Tuesday, October 2, 2007

Rosenthal: Journalists are being eliminated

Former Chron managing editor Robert Rosenthal (right) told a Commonwealth Club audience that downsizing in the news business has resulted in 400 to 500 fewer journalists in the Bay Area in the past five to six years. At the start of the 2000s, he estimated the region had about 1,000 to 1,200 journalists.

"Journalists, in a sense, are being eliminated," Rosenthal said, according to SFSU's Golden Gate Express Online.

Rosenthal, former KTVU anchor Leslie Griffith, KGO ABC7 News Director Kevin Keeshan and Merc Editorial Pages Editor Steve Wright spoke Thursday on the topic "The State of Journalism: Are Integrity and the Bottom Line Compatible?" The panel was co-sponsored by SPJ NorCal and the Commonweath Club of California.

Griffith (left), who left Channel 2 last year after 20 years at the station, said she was concerned by the trend of more entertainment programming on television news. “We were not hiring investigative reporters or doing more investigative reports,” said Griffith. “We were hiring more and more entertainment reporters, which is the trend nationwide.”

Wright said the Merc's newsroom has been cut from 400 people to 200 due mainly to a massive reducion in classified advertising revenue — from $120 million in 1998 and 1999 to about $14 million a year today.

“It’s advertising that pays for the journalists, that is then being shifted and is migrating, in huge amounts, onto the internet,” Wright said, according to the XPress Online report. “Newspapers are struggling with how do deal with that, especially the impact on revenue that has been taken away from our pages.”

“It’s not like we’re going away tomorrow, but we need to figure out how to make our internet sites also profitable," Wright said. "It’s going to take a while for our internet revenue to…catch up and help protect our core product, the newspaper."

Keeshan, the KGO-TV news director, said that while there may be more choices for viewers, the demand for professionally created content has not diminished. “People don’t watch TV but they do consume news and I still think that the journalist, as authenticator and learned authority who investigates…and verifies facts, is still the gold standard. It’s not going to be replaced by the masses…by viewer posts on blogs.”


Anonymous said...

If you believe people like Josh Wolf and others, anyone with a computer, cellphone camera, etc. is a journalist now. So, rather than lamenting the loss of several hundred journalists in the Bay Area, maybe there should be a celebration for the, presumably, thousands and thousands of new journalists out there in cyberspace, both in the Bay Area and outside it.

Anonymous said...

Rosey misses an important point (or maybe he said it, but it wasn't reported): New Media has created hundreds of reporting jobs in the Bay Area. Granted they're not local news jobs.

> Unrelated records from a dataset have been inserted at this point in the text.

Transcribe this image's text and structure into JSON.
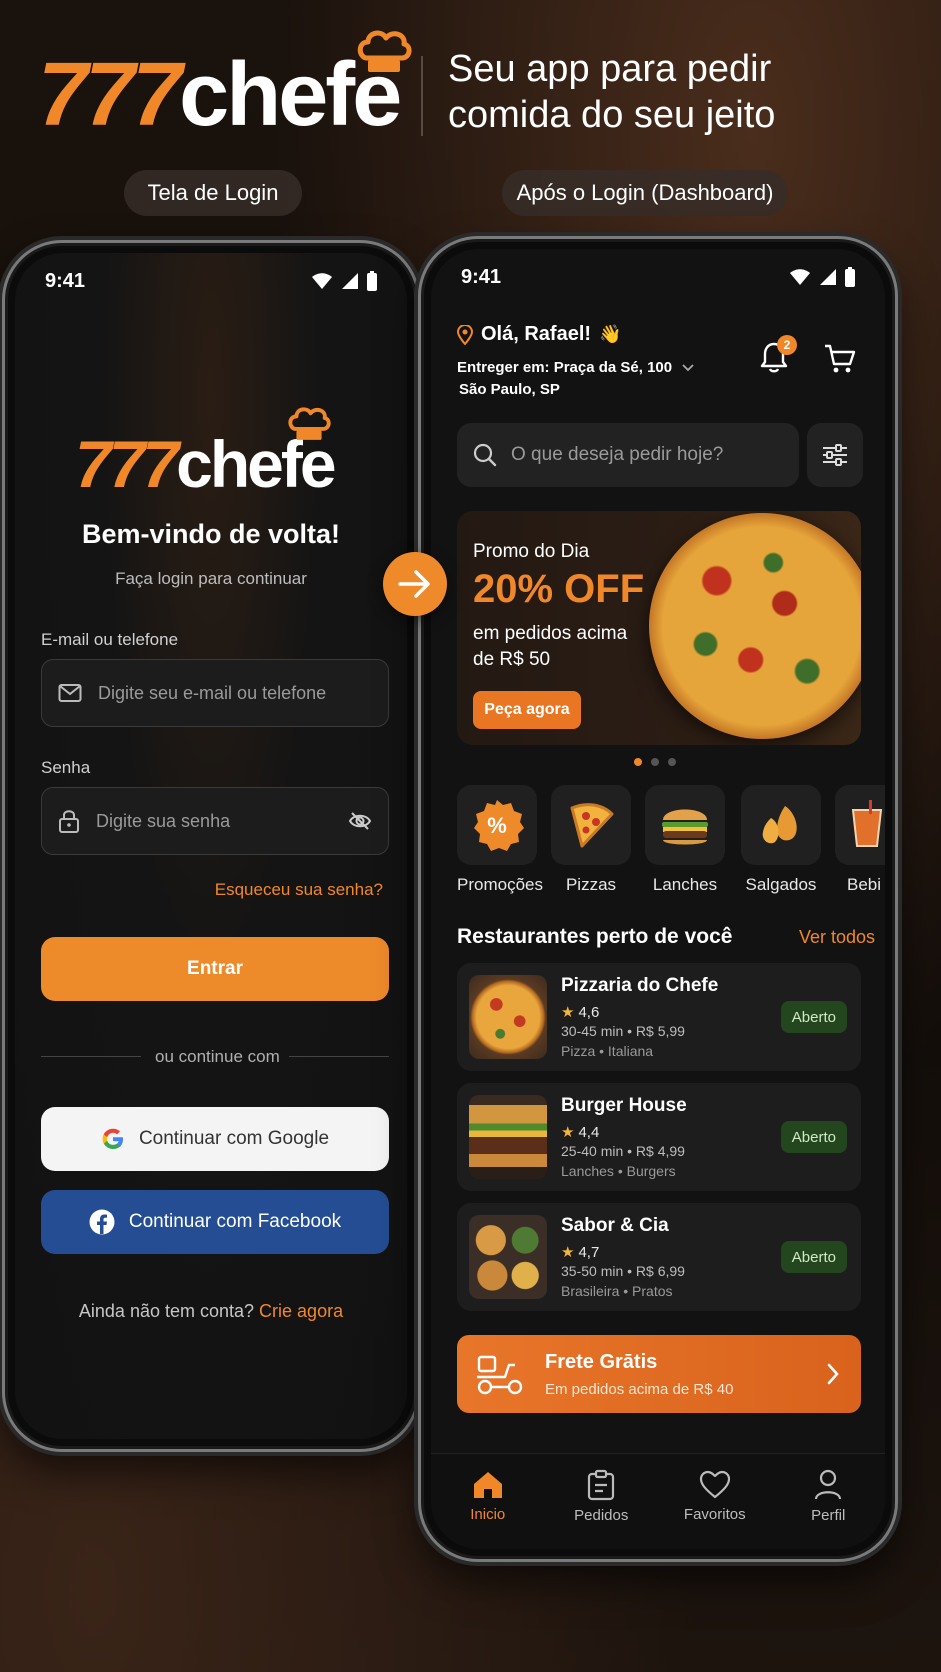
{
  "header": {
    "brand_number": "777",
    "brand_word": "chefe",
    "tagline_line1": "Seu app para pedir",
    "tagline_line2": "comida do seu jeito",
    "label_login": "Tela de Login",
    "label_dashboard": "Após o Login (Dashboard)"
  },
  "colors": {
    "accent": "#f0882a",
    "background": "#131313",
    "facebook": "#244d94",
    "open_badge": "#23461f"
  },
  "login": {
    "time": "9:41",
    "brand_number": "777",
    "brand_word": "chefe",
    "title": "Bem-vindo de volta!",
    "subtitle": "Faça login para continuar",
    "email_label": "E-mail ou telefone",
    "email_placeholder": "Digite seu e-mail ou telefone",
    "password_label": "Senha",
    "password_placeholder": "Digite sua senha",
    "forgot": "Esqueceu sua senha?",
    "submit": "Entrar",
    "or_continue": "ou continue com",
    "google": "Continuar com Google",
    "facebook": "Continuar com Facebook",
    "no_account": "Ainda não tem conta?",
    "create": "Crie agora"
  },
  "dashboard": {
    "time": "9:41",
    "greeting": "Olá, Rafael!",
    "wave": "👋",
    "deliver_to": "Entreger em: Praça da Sé, 100",
    "city": "São Paulo, SP",
    "notifications_count": "2",
    "search_placeholder": "O que deseja pedir hoje?",
    "promo": {
      "kicker": "Promo do Dia",
      "headline": "20% OFF",
      "line1": "em pedidos acima",
      "line2": "de R$ 50",
      "cta": "Peça agora"
    },
    "carousel_active_index": 0,
    "categories": [
      {
        "label": "Promoções",
        "icon": "percent-badge-icon"
      },
      {
        "label": "Pizzas",
        "icon": "pizza-slice-icon"
      },
      {
        "label": "Lanches",
        "icon": "burger-icon"
      },
      {
        "label": "Salgados",
        "icon": "coxinha-icon"
      },
      {
        "label": "Bebi",
        "icon": "drink-icon"
      }
    ],
    "section_title": "Restaurantes perto de você",
    "see_all": "Ver todos",
    "restaurants": [
      {
        "name": "Pizzaria do Chefe",
        "rating": "4,6",
        "meta": "30-45 min • R$ 5,99",
        "tags": "Pizza • Italiana",
        "status": "Aberto"
      },
      {
        "name": "Burger House",
        "rating": "4,4",
        "meta": "25-40 min • R$ 4,99",
        "tags": "Lanches • Burgers",
        "status": "Aberto"
      },
      {
        "name": "Sabor & Cia",
        "rating": "4,7",
        "meta": "35-50 min • R$ 6,99",
        "tags": "Brasileira • Pratos",
        "status": "Aberto"
      }
    ],
    "free_delivery": {
      "title": "Frete Grātis",
      "subtitle": "Em pedidos acima de R$ 40"
    },
    "nav": [
      {
        "label": "Inicio",
        "icon": "home-icon",
        "active": true
      },
      {
        "label": "Pedidos",
        "icon": "clipboard-icon",
        "active": false
      },
      {
        "label": "Favoritos",
        "icon": "heart-icon",
        "active": false
      },
      {
        "label": "Perfil",
        "icon": "user-icon",
        "active": false
      }
    ]
  }
}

They concern tech and finance, but we definitely have 500-1000 more journalists in the Bay Area than we did a few years ago, they just don't work at newspapers.

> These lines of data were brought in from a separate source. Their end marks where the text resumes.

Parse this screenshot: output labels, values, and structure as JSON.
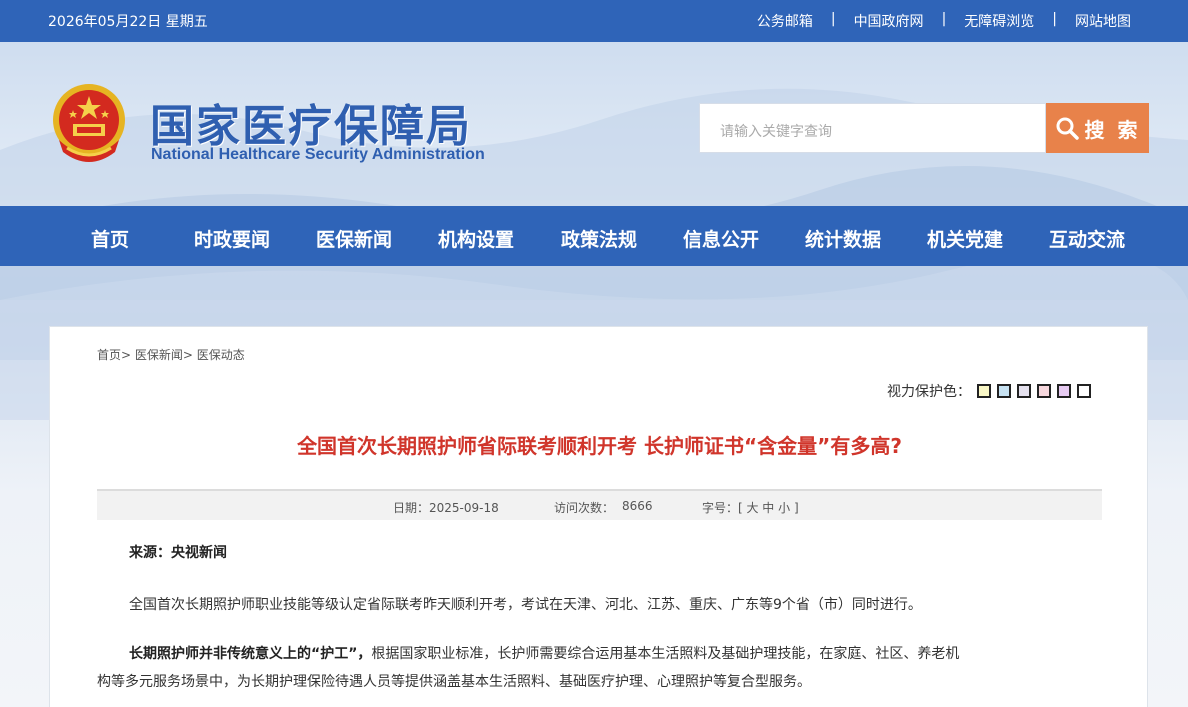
{
  "topbar": {
    "date": "2026年05月22日 星期五",
    "links": [
      "公务邮箱",
      "中国政府网",
      "无障碍浏览",
      "网站地图"
    ],
    "separator": "|"
  },
  "header": {
    "title_cn": "国家医疗保障局",
    "title_en": "National Healthcare Security Administration",
    "search_placeholder": "请输入关键字查询",
    "search_button": "搜 索"
  },
  "nav": [
    "首页",
    "时政要闻",
    "医保新闻",
    "机构设置",
    "政策法规",
    "信息公开",
    "统计数据",
    "机关党建",
    "互动交流"
  ],
  "breadcrumb": [
    "首页>",
    "医保新闻>",
    "医保动态"
  ],
  "vision": {
    "label": "视力保护色：",
    "colors": [
      "#f9f7c6",
      "#c7e2f2",
      "#e5e1ee",
      "#f7d8de",
      "#e7cbf2",
      "#ffffff"
    ]
  },
  "article": {
    "title": "全国首次长期照护师省际联考顺利开考 长护师证书“含金量”有多高?",
    "date_label": "日期：2025-09-18",
    "visits_label": "访问次数：",
    "visits": "8666",
    "font_label": "字号：[ 大 中 小 ]",
    "source": "来源：央视新闻",
    "para1": "全国首次长期照护师职业技能等级认定省际联考昨天顺利开考，考试在天津、河北、江苏、重庆、广东等9个省（市）同时进行。",
    "para2_bold": "长期照护师并非传统意义上的“护工”，",
    "para2_rest": "根据国家职业标准，长护师需要综合运用基本生活照料及基础护理技能，在家庭、社区、养老机",
    "para2_line2": "构等多元服务场景中，为长期护理保险待遇人员等提供涵盖基本生活照料、基础医疗护理、心理照护等复合型服务。"
  },
  "colors": {
    "brand_blue": "#2f64b8",
    "title_red": "#d0352b",
    "search_orange": "#e8824a"
  }
}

Anonymous said...

Web 2.0 is interesting but how do you distinguish between objective reporting and something placed on the net by someone with financial interests? I like getting news on the net but I fear it's not as trustworthy as traditional outlets. We have to be careful with the word "journalist." Sure the net has created new jobs for "reporters," but are they trusted journalists?